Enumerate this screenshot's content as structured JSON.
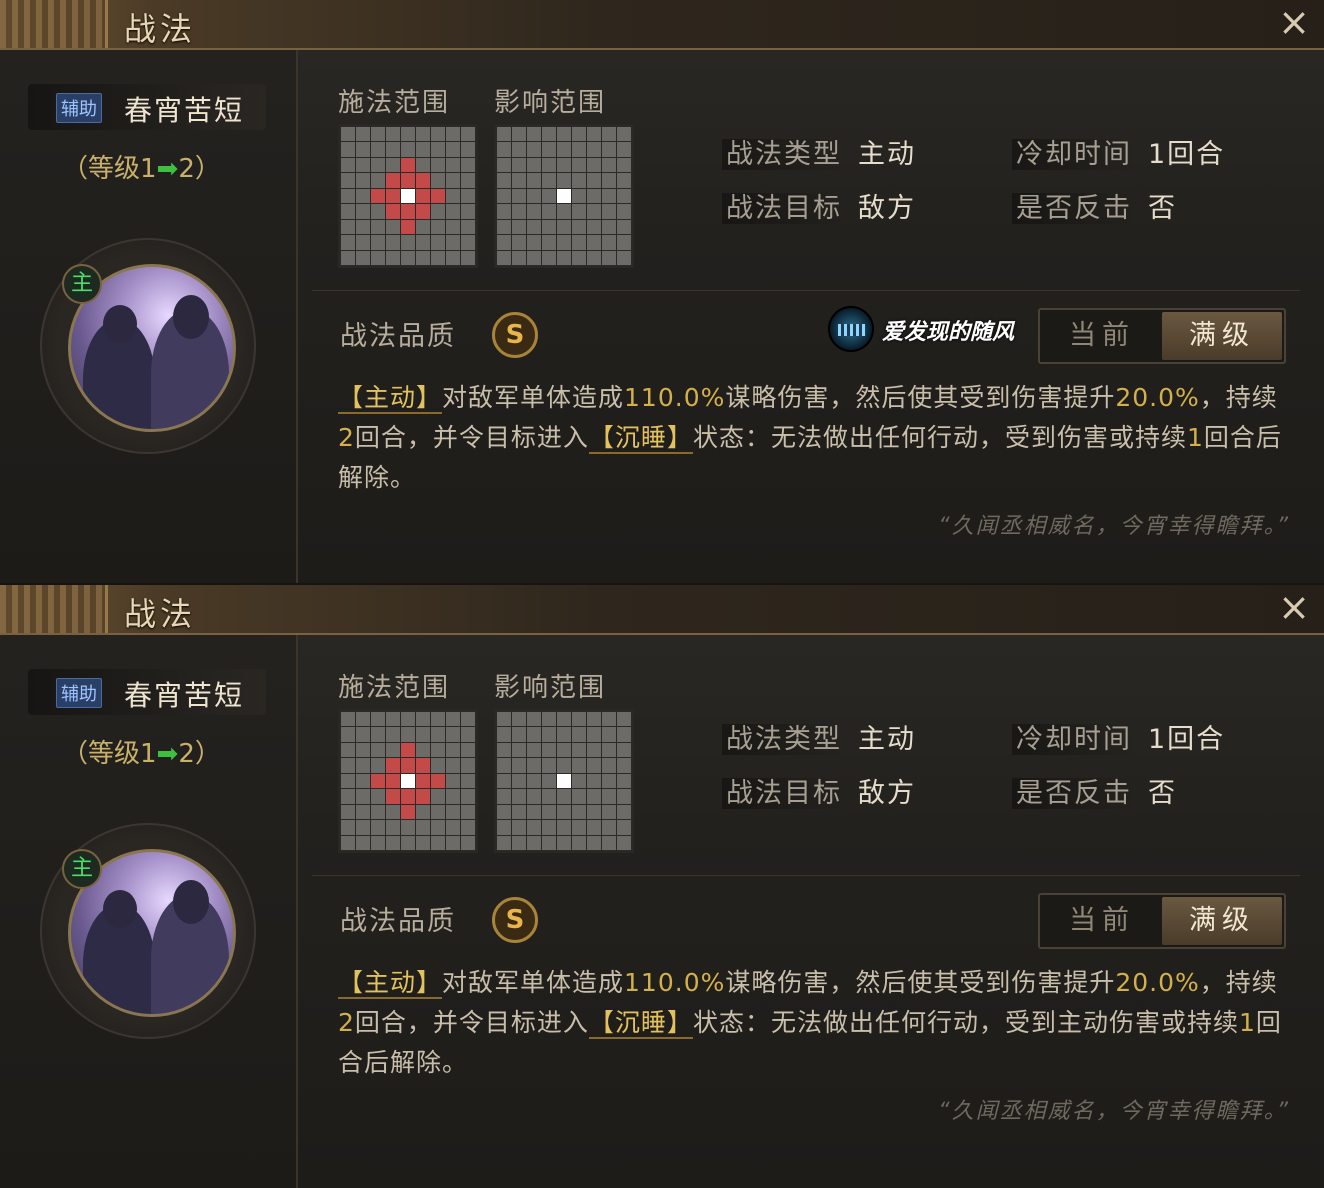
{
  "panels": [
    {
      "title": "战法",
      "close_icon": "×",
      "skill": {
        "tag": "辅助",
        "name": "春宵苦短"
      },
      "level": {
        "prefix": "（等级1",
        "arrow": "➡",
        "suffix": "2）"
      },
      "main_badge": "主",
      "cast_range_label": "施法范围",
      "effect_range_label": "影响范围",
      "info": {
        "type_label": "战法类型",
        "type_value": "主动",
        "cooldown_label": "冷却时间",
        "cooldown_value": "1回合",
        "target_label": "战法目标",
        "target_value": "敌方",
        "counter_label": "是否反击",
        "counter_value": "否"
      },
      "quality_label": "战法品质",
      "quality_value": "S",
      "watermark": "爱发现的随风",
      "toggle": {
        "current": "当前",
        "max": "满级",
        "selected": "max"
      },
      "desc": {
        "tag1": "【主动】",
        "t1": "对敌军单体造成",
        "n1": "110.0%",
        "t2": "谋略伤害，然后使其受到伤害提升",
        "n2": "20.0%",
        "t3": "，持续",
        "n3": "2",
        "t4": "回合，并令目标进入",
        "tag2": "【沉睡】",
        "t5": "状态：无法做出任何行动，受到伤害或持续",
        "n4": "1",
        "t6": "回合后解除。"
      },
      "quote": "“久闻丞相威名，今宵幸得瞻拜。”"
    },
    {
      "title": "战法",
      "close_icon": "×",
      "skill": {
        "tag": "辅助",
        "name": "春宵苦短"
      },
      "level": {
        "prefix": "（等级1",
        "arrow": "➡",
        "suffix": "2）"
      },
      "main_badge": "主",
      "cast_range_label": "施法范围",
      "effect_range_label": "影响范围",
      "info": {
        "type_label": "战法类型",
        "type_value": "主动",
        "cooldown_label": "冷却时间",
        "cooldown_value": "1回合",
        "target_label": "战法目标",
        "target_value": "敌方",
        "counter_label": "是否反击",
        "counter_value": "否"
      },
      "quality_label": "战法品质",
      "quality_value": "S",
      "toggle": {
        "current": "当前",
        "max": "满级",
        "selected": "max"
      },
      "desc": {
        "tag1": "【主动】",
        "t1": "对敌军单体造成",
        "n1": "110.0%",
        "t2": "谋略伤害，然后使其受到伤害提升",
        "n2": "20.0%",
        "t3": "，持续",
        "n3": "2",
        "t4": "回合，并令目标进入",
        "tag2": "【沉睡】",
        "t5": "状态：无法做出任何行动，受到主动伤害或持续",
        "n4": "1",
        "t6": "回合后解除。"
      },
      "quote": "“久闻丞相威名，今宵幸得瞻拜。”"
    }
  ],
  "colors": {
    "accent_gold": "#e3c25e",
    "range_red": "#c44a4a",
    "level_arrow": "#3fbf3f"
  }
}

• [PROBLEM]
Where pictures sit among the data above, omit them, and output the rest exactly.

• [EXERCISE RESPONSE]
Enumerate this screenshot's content as structured JSON.
{
  "panels": [
    {
      "title": "战法",
      "close_icon": "×",
      "skill": {
        "tag": "辅助",
        "name": "春宵苦短"
      },
      "level": {
        "prefix": "（等级1",
        "arrow": "➡",
        "suffix": "2）"
      },
      "main_badge": "主",
      "cast_range_label": "施法范围",
      "effect_range_label": "影响范围",
      "info": {
        "type_label": "战法类型",
        "type_value": "主动",
        "cooldown_label": "冷却时间",
        "cooldown_value": "1回合",
        "target_label": "战法目标",
        "target_value": "敌方",
        "counter_label": "是否反击",
        "counter_value": "否"
      },
      "quality_label": "战法品质",
      "quality_value": "S",
      "watermark": "爱发现的随风",
      "toggle": {
        "current": "当前",
        "max": "满级",
        "selected": "max"
      },
      "desc": {
        "tag1": "【主动】",
        "t1": "对敌军单体造成",
        "n1": "110.0%",
        "t2": "谋略伤害，然后使其受到伤害提升",
        "n2": "20.0%",
        "t3": "，持续",
        "n3": "2",
        "t4": "回合，并令目标进入",
        "tag2": "【沉睡】",
        "t5": "状态：无法做出任何行动，受到伤害或持续",
        "n4": "1",
        "t6": "回合后解除。"
      },
      "quote": "“久闻丞相威名，今宵幸得瞻拜。”"
    },
    {
      "title": "战法",
      "close_icon": "×",
      "skill": {
        "tag": "辅助",
        "name": "春宵苦短"
      },
      "level": {
        "prefix": "（等级1",
        "arrow": "➡",
        "suffix": "2）"
      },
      "main_badge": "主",
      "cast_range_label": "施法范围",
      "effect_range_label": "影响范围",
      "info": {
        "type_label": "战法类型",
        "type_value": "主动",
        "cooldown_label": "冷却时间",
        "cooldown_value": "1回合",
        "target_label": "战法目标",
        "target_value": "敌方",
        "counter_label": "是否反击",
        "counter_value": "否"
      },
      "quality_label": "战法品质",
      "quality_value": "S",
      "toggle": {
        "current": "当前",
        "max": "满级",
        "selected": "max"
      },
      "desc": {
        "tag1": "【主动】",
        "t1": "对敌军单体造成",
        "n1": "110.0%",
        "t2": "谋略伤害，然后使其受到伤害提升",
        "n2": "20.0%",
        "t3": "，持续",
        "n3": "2",
        "t4": "回合，并令目标进入",
        "tag2": "【沉睡】",
        "t5": "状态：无法做出任何行动，受到主动伤害或持续",
        "n4": "1",
        "t6": "回合后解除。"
      },
      "quote": "“久闻丞相威名，今宵幸得瞻拜。”"
    }
  ],
  "colors": {
    "accent_gold": "#e3c25e",
    "range_red": "#c44a4a",
    "level_arrow": "#3fbf3f"
  }
}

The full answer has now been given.